# [What the task asks]
Report every line of the listing below in which the string "Settings" occurs.

# [Records for processing]
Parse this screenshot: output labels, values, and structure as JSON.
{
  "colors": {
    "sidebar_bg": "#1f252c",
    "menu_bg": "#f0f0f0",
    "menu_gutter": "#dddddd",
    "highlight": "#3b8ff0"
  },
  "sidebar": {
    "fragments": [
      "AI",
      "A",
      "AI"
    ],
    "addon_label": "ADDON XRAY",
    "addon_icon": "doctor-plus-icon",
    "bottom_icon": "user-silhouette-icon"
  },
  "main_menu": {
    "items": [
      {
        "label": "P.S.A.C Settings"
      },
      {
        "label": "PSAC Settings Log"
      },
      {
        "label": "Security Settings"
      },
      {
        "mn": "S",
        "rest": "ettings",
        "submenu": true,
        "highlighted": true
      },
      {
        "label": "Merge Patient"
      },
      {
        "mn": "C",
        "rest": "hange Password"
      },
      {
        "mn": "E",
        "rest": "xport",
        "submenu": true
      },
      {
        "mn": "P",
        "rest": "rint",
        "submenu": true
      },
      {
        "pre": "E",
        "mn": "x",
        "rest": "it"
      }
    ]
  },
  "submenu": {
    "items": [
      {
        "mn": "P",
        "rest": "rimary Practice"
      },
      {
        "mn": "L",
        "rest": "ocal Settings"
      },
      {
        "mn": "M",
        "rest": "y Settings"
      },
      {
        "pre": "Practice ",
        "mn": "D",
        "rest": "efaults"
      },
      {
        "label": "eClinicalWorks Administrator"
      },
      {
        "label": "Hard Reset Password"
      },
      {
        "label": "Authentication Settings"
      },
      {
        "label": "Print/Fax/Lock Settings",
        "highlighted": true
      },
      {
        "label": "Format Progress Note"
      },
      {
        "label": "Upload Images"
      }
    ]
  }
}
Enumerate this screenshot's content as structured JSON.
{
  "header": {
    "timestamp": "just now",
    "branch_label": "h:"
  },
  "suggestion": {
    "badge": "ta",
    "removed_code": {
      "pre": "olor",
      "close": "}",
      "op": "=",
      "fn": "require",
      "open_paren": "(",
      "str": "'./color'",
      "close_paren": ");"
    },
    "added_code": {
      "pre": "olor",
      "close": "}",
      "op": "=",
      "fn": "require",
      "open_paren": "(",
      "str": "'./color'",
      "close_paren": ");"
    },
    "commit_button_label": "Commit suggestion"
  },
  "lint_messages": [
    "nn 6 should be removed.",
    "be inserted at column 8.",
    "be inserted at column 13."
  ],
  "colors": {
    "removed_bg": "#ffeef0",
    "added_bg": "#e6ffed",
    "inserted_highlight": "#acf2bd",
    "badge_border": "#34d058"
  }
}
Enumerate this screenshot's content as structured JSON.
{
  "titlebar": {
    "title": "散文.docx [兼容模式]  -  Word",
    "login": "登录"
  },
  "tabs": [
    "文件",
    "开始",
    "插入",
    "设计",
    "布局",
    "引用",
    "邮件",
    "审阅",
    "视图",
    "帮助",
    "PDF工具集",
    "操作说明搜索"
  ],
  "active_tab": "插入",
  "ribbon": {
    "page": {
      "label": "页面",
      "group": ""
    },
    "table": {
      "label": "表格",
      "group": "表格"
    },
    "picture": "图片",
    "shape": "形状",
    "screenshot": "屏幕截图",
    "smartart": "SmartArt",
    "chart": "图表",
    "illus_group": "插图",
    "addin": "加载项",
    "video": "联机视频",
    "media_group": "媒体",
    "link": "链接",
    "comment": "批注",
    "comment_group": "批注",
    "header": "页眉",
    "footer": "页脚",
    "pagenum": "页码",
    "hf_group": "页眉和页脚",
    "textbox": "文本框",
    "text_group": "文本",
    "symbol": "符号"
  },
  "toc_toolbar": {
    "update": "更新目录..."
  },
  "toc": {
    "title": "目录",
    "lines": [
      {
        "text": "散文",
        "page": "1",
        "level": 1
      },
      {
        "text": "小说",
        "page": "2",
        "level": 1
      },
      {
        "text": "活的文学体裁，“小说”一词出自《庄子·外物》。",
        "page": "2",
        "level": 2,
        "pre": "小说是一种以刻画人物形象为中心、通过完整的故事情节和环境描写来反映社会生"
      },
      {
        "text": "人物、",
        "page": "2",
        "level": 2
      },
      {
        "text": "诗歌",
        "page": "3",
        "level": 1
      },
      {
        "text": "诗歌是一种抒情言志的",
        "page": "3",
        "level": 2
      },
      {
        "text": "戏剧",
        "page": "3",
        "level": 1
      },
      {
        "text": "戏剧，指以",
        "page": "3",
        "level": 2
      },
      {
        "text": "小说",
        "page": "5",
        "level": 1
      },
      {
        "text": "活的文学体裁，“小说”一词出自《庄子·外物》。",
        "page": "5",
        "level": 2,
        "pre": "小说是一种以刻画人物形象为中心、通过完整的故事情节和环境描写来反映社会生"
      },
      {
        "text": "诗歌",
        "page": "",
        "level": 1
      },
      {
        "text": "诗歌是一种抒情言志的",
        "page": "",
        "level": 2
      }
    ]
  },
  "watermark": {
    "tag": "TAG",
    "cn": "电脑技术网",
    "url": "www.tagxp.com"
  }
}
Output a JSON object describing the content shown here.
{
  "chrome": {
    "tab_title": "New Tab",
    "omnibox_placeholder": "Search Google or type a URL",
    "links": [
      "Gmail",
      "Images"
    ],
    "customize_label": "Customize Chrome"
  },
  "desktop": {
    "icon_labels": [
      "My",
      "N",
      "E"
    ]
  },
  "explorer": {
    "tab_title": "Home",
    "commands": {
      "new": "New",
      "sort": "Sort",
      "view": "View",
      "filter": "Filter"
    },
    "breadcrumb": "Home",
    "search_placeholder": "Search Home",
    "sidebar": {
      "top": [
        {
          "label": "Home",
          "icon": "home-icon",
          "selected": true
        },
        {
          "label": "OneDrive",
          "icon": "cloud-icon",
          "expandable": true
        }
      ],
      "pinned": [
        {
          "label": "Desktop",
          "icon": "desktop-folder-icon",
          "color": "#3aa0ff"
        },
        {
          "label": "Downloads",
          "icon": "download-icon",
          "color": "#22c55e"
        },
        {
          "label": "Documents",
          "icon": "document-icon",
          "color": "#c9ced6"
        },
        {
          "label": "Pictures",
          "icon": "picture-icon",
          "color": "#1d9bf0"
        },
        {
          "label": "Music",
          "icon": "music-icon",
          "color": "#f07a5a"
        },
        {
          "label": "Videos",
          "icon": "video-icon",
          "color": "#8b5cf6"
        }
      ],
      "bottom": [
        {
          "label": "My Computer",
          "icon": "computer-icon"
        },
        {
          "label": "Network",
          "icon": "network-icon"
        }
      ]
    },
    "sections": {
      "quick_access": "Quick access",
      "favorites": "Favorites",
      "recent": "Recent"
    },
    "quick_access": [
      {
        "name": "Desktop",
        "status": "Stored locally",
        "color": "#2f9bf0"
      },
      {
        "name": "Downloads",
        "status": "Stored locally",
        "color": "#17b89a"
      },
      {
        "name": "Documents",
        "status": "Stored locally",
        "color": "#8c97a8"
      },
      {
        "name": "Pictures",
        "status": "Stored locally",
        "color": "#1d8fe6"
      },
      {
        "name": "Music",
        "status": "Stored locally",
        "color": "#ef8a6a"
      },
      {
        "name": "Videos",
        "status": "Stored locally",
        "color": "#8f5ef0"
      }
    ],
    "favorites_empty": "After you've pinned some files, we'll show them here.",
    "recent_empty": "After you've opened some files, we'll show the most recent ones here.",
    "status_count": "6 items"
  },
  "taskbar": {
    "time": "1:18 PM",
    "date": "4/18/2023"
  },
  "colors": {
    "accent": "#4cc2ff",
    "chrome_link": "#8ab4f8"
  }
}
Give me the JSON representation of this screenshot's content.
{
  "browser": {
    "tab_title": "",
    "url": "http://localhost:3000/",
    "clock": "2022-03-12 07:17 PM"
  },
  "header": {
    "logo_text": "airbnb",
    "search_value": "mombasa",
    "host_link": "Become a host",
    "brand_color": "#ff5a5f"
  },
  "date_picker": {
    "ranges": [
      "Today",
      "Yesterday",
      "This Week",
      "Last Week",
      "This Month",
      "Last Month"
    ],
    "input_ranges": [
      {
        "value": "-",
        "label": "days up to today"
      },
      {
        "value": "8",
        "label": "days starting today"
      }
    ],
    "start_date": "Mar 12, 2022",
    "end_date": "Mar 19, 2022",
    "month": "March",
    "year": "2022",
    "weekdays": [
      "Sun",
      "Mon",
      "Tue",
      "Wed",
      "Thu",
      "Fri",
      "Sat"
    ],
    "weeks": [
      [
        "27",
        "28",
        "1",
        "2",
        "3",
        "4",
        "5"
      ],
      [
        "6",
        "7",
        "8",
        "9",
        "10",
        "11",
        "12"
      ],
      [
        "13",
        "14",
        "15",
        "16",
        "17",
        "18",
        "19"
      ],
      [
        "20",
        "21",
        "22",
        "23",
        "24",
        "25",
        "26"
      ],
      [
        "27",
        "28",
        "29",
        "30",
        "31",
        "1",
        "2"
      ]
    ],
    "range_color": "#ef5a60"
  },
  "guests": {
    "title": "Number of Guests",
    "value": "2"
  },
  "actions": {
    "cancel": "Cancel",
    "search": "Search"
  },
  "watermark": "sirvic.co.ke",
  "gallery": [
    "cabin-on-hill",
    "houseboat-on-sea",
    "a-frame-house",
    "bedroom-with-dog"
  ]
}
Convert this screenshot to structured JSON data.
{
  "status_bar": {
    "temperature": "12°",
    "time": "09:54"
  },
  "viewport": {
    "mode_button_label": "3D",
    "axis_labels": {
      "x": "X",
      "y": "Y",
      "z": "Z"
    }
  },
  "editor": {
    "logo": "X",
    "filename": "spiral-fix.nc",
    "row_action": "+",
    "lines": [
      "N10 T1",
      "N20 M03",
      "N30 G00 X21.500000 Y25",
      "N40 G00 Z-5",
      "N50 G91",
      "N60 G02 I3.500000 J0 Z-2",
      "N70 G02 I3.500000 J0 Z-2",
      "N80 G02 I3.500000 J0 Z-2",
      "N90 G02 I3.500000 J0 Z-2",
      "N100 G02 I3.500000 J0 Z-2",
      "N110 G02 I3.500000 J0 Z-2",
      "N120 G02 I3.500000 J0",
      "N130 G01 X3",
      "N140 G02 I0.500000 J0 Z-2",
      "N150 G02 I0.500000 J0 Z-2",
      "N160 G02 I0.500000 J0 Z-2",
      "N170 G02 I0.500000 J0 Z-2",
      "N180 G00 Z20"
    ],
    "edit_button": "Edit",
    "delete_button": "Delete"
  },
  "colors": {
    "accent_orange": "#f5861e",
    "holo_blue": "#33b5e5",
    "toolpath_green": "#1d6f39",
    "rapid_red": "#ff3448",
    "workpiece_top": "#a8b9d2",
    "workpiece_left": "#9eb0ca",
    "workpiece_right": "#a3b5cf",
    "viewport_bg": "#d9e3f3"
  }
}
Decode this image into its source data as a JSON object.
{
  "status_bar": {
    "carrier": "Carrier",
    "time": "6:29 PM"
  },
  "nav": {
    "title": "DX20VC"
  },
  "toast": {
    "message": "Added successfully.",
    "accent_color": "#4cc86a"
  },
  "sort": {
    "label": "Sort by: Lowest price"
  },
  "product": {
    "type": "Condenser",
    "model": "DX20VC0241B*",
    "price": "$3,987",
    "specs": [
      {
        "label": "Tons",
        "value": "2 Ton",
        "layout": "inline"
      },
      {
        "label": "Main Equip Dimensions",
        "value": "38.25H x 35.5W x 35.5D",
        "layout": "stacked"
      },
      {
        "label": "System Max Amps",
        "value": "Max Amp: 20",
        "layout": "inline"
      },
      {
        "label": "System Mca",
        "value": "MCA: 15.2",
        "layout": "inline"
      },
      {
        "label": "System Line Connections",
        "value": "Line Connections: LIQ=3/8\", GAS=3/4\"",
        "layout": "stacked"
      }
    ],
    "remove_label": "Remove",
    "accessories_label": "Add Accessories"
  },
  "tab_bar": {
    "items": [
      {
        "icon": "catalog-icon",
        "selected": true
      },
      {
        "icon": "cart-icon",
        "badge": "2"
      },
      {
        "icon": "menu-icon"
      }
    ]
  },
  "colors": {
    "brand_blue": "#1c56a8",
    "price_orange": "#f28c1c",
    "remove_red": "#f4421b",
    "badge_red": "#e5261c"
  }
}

# [Task output]
        "label": "P.S.A.C Settings"
        "label": "PSAC Settings Log"
        "label": "Security Settings"
        "rest": "ocal Settings"
        "rest": "y Settings"
        "label": "Authentication Settings"
        "label": "Print/Fax/Lock Settings",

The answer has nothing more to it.